[ENTRIES SHOWN Boundary: Start]

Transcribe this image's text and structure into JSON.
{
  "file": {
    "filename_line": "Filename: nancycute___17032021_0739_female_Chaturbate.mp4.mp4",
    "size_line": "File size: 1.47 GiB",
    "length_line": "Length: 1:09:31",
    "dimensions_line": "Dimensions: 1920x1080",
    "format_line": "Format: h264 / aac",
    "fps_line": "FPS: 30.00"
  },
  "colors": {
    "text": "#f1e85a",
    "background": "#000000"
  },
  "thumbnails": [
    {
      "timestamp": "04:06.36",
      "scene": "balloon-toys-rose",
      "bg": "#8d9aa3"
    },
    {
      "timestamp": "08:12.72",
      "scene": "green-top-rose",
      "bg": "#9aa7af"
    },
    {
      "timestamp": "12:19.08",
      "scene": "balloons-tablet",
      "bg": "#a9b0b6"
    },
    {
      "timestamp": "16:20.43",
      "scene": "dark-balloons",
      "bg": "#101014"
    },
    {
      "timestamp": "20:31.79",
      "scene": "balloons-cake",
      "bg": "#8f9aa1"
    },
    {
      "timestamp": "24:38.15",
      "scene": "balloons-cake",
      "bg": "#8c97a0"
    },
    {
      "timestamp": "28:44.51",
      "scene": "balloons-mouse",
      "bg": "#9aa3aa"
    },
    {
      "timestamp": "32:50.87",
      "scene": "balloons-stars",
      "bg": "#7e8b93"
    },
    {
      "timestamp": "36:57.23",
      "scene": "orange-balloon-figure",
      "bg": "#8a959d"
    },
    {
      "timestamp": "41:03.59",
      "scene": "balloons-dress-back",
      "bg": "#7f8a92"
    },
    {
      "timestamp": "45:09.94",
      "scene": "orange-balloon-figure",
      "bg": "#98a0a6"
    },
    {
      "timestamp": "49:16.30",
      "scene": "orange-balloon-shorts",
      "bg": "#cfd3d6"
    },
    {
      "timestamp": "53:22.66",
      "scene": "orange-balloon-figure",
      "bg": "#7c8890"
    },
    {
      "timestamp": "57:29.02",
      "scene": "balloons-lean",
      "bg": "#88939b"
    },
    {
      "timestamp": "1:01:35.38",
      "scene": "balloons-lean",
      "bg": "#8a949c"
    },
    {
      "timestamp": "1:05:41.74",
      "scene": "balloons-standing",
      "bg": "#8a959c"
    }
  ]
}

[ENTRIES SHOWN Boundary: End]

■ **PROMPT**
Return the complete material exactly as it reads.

■ **EXERCISE ANSWER**
Transcribe this image's text and structure into JSON.
{
  "file": {
    "filename_line": "Filename: nancycute___17032021_0739_female_Chaturbate.mp4.mp4",
    "size_line": "File size: 1.47 GiB",
    "length_line": "Length: 1:09:31",
    "dimensions_line": "Dimensions: 1920x1080",
    "format_line": "Format: h264 / aac",
    "fps_line": "FPS: 30.00"
  },
  "colors": {
    "text": "#f1e85a",
    "background": "#000000"
  },
  "thumbnails": [
    {
      "timestamp": "04:06.36",
      "scene": "balloon-toys-rose",
      "bg": "#8d9aa3"
    },
    {
      "timestamp": "08:12.72",
      "scene": "green-top-rose",
      "bg": "#9aa7af"
    },
    {
      "timestamp": "12:19.08",
      "scene": "balloons-tablet",
      "bg": "#a9b0b6"
    },
    {
      "timestamp": "16:20.43",
      "scene": "dark-balloons",
      "bg": "#101014"
    },
    {
      "timestamp": "20:31.79",
      "scene": "balloons-cake",
      "bg": "#8f9aa1"
    },
    {
      "timestamp": "24:38.15",
      "scene": "balloons-cake",
      "bg": "#8c97a0"
    },
    {
      "timestamp": "28:44.51",
      "scene": "balloons-mouse",
      "bg": "#9aa3aa"
    },
    {
      "timestamp": "32:50.87",
      "scene": "balloons-stars",
      "bg": "#7e8b93"
    },
    {
      "timestamp": "36:57.23",
      "scene": "orange-balloon-figure",
      "bg": "#8a959d"
    },
    {
      "timestamp": "41:03.59",
      "scene": "balloons-dress-back",
      "bg": "#7f8a92"
    },
    {
      "timestamp": "45:09.94",
      "scene": "orange-balloon-figure",
      "bg": "#98a0a6"
    },
    {
      "timestamp": "49:16.30",
      "scene": "orange-balloon-shorts",
      "bg": "#cfd3d6"
    },
    {
      "timestamp": "53:22.66",
      "scene": "orange-balloon-figure",
      "bg": "#7c8890"
    },
    {
      "timestamp": "57:29.02",
      "scene": "balloons-lean",
      "bg": "#88939b"
    },
    {
      "timestamp": "1:01:35.38",
      "scene": "balloons-lean",
      "bg": "#8a949c"
    },
    {
      "timestamp": "1:05:41.74",
      "scene": "balloons-standing",
      "bg": "#8a959c"
    }
  ]
}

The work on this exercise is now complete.